For argument’s sake, let’s say I decide to quit my job at some point and work on my own thing full time. Would I experience it in the same way as I am now? I imagine working on your own thing full time and on the side are definitely not the same; it’s scary, to be frank. If my side-project became my full-time work, might my passion for my project dwindle and become yet another job? How would it differ from my current job?
I know what you’re thinking. You say, but y’know, Tigran, you will learn how to manage your working hours and can work from anywhere you want. If this is a luxury I’m aiming for, then I already have it with my current remote work. Also, I think your working hours would become even worse. When you own a business, you have to make sure it runs uninterruptedly. I guess it might also depend on the type of business you run. However, right now, I’m talking about an SaaS (software as a service) business that I own.
I think it’s important to know what type of business fits most comfortably with the lifestyle you want to have. Some people dream of having passive income businesses. I like the idea that you can earn money while you sleep, but are those businesses fun?
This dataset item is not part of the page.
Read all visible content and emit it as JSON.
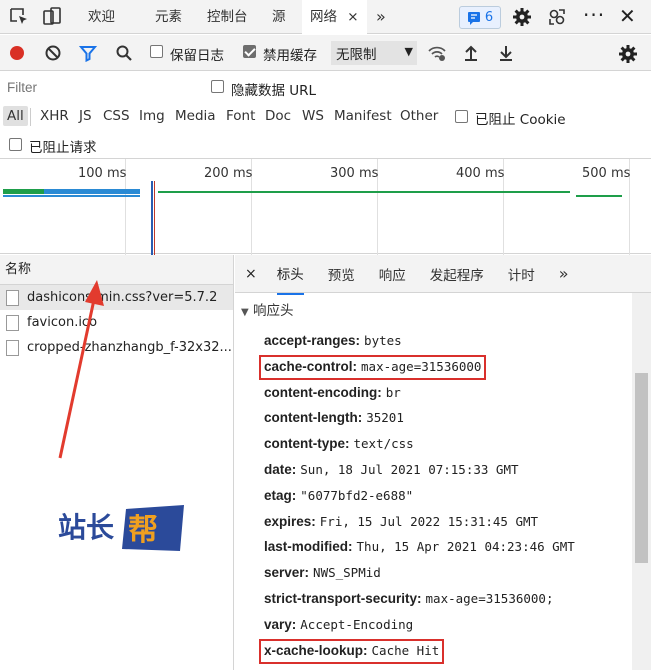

I know if I have a ton of free time, I’m likely going to work on something that I like. I might pick some new hobbies, but most likely, I will get back to programming.
How about financial wealth? Financial well-being and independence are clearly important to me, but I don’t believe there’s only one way to get there. Yes, if you want to get extremely rich, then probably you should own huge equity and run a business, but what about others who don’t fancy that life? I’m pretty sure there are people like me who are okay just living reasonably well (it’s relative for each person). Most VCs claim (for obvious reasons) that the fastest way to get rich is by starting a startup. There is also another side of the argument that claims the opposite—that working in big tech companies might be a wiser choice financially.
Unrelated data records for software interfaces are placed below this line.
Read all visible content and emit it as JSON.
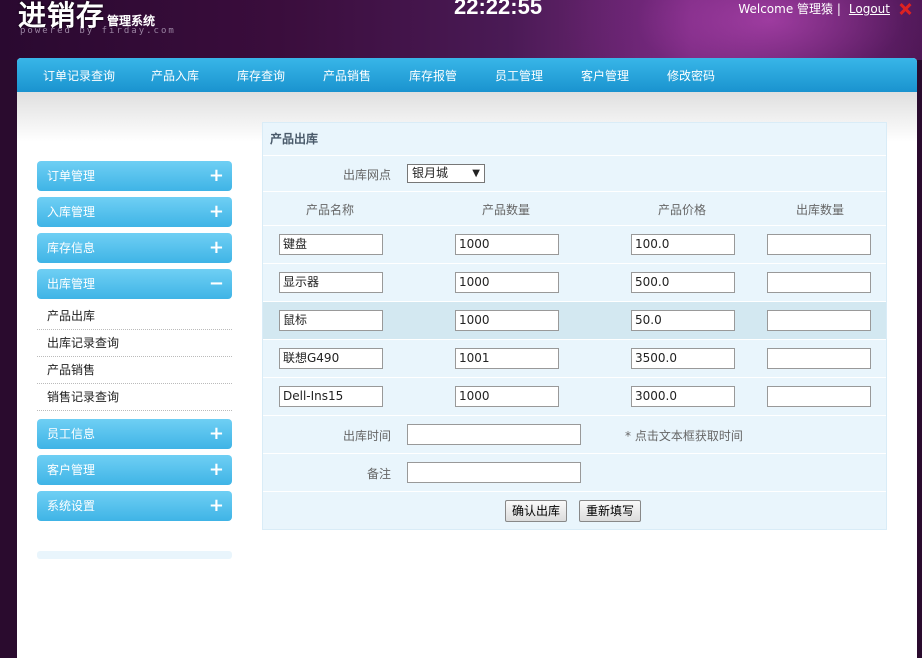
{
  "header": {
    "logo_main": "进销存",
    "logo_sub": "管理系统",
    "powered": "powered by firday.com",
    "clock": "22:22:55",
    "welcome": "Welcome 管理猿 |",
    "logout": "Logout"
  },
  "topnav": [
    "订单记录查询",
    "产品入库",
    "库存查询",
    "产品销售",
    "库存报管",
    "员工管理",
    "客户管理",
    "修改密码"
  ],
  "sidebar": {
    "sections": [
      {
        "label": "订单管理",
        "sign": "+"
      },
      {
        "label": "入库管理",
        "sign": "+"
      },
      {
        "label": "库存信息",
        "sign": "+"
      },
      {
        "label": "出库管理",
        "sign": "−"
      }
    ],
    "sub_items": [
      "产品出库",
      "出库记录查询",
      "产品销售",
      "销售记录查询"
    ],
    "sections_after": [
      {
        "label": "员工信息",
        "sign": "+"
      },
      {
        "label": "客户管理",
        "sign": "+"
      },
      {
        "label": "系统设置",
        "sign": "+"
      }
    ]
  },
  "form": {
    "title": "产品出库",
    "outlet_label": "出库网点",
    "outlet_value": "银月城",
    "columns": [
      "产品名称",
      "产品数量",
      "产品价格",
      "出库数量"
    ],
    "rows": [
      {
        "name": "键盘",
        "qty": "1000",
        "price": "100.0",
        "out": ""
      },
      {
        "name": "显示器",
        "qty": "1000",
        "price": "500.0",
        "out": ""
      },
      {
        "name": "鼠标",
        "qty": "1000",
        "price": "50.0",
        "out": ""
      },
      {
        "name": "联想G490",
        "qty": "1001",
        "price": "3500.0",
        "out": ""
      },
      {
        "name": "Dell-Ins15",
        "qty": "1000",
        "price": "3000.0",
        "out": ""
      }
    ],
    "time_label": "出库时间",
    "time_hint": "* 点击文本框获取时间",
    "note_label": "备注",
    "confirm_btn": "确认出库",
    "reset_btn": "重新填写"
  }
}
I’ve been working remotely for four years now, and I know that working alone can make you lonely. Eventually, you need to socialize with people and co-workers. If I work on my own business alone, I won’t have co-workers until I hire them. Getting to the point where I can hire a team might take years or even longer. And I know there are supportive online communities that I can participate in, but I don’t think they provide the same value as in-person networks do. How hard is it to build a social network when you work by yourself full time?
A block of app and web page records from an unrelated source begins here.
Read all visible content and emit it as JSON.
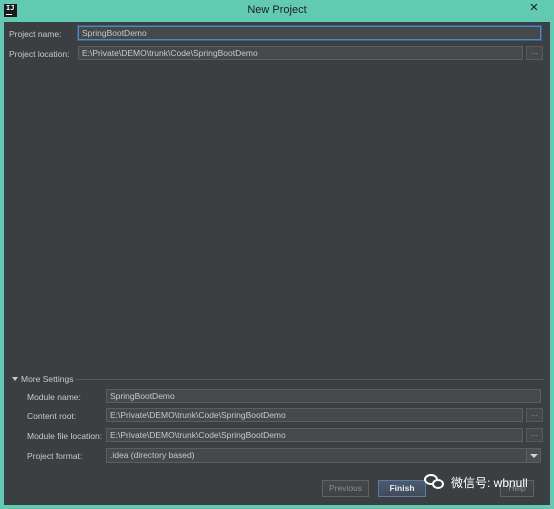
{
  "window": {
    "title": "New Project",
    "app_icon_text": "IJ",
    "close_glyph": "✕"
  },
  "project": {
    "name_label": "Project name:",
    "name_value": "SpringBootDemo",
    "location_label": "Project location:",
    "location_value": "E:\\Private\\DEMO\\trunk\\Code\\SpringBootDemo",
    "browse_glyph": "..."
  },
  "more_settings": {
    "label": "More Settings",
    "expanded": true,
    "module_name_label": "Module name:",
    "module_name_value": "SpringBootDemo",
    "content_root_label": "Content root:",
    "content_root_value": "E:\\Private\\DEMO\\trunk\\Code\\SpringBootDemo",
    "module_file_label": "Module file location:",
    "module_file_value": "E:\\Private\\DEMO\\trunk\\Code\\SpringBootDemo",
    "format_label": "Project format:",
    "format_value": ".idea (directory based)"
  },
  "buttons": {
    "previous": "Previous",
    "finish": "Finish",
    "help": "Help"
  },
  "watermark": {
    "text": "微信号: wbnull"
  },
  "colors": {
    "titlebar": "#62c9b3",
    "content_bg": "#3b3f42",
    "focus_border": "#4a88c7"
  }
}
One of the things that I care a lot about is my rate of learning. I’m pretty sure that building a business exposes you to a broader domain of problems that you otherwise wouldn’t have access to when working for someone else. It’s an incredible opportunity to learn about a lot of things. How can we accelerate our growth while working in a company? If it’s too slow compared to starting a startup, is that reason enough to quit working in a company?
Of course, there are many other metrics you can measure this argument against. However, I’ve tried to focus on the metrics that are somewhat important to me. I’m pretty sure that with the rise of the passion economy, we will change the way we work. Maybe in ten years, all my questions here will no longer be relevant because there will be one definite solution. In any case, I do want to believe that we can build an economy where we can make a living through our passion. It could be writing, building websites, or teaching online.
They say we should think a lot about what we want to work on. If that’s true, maybe this was my humble attempt.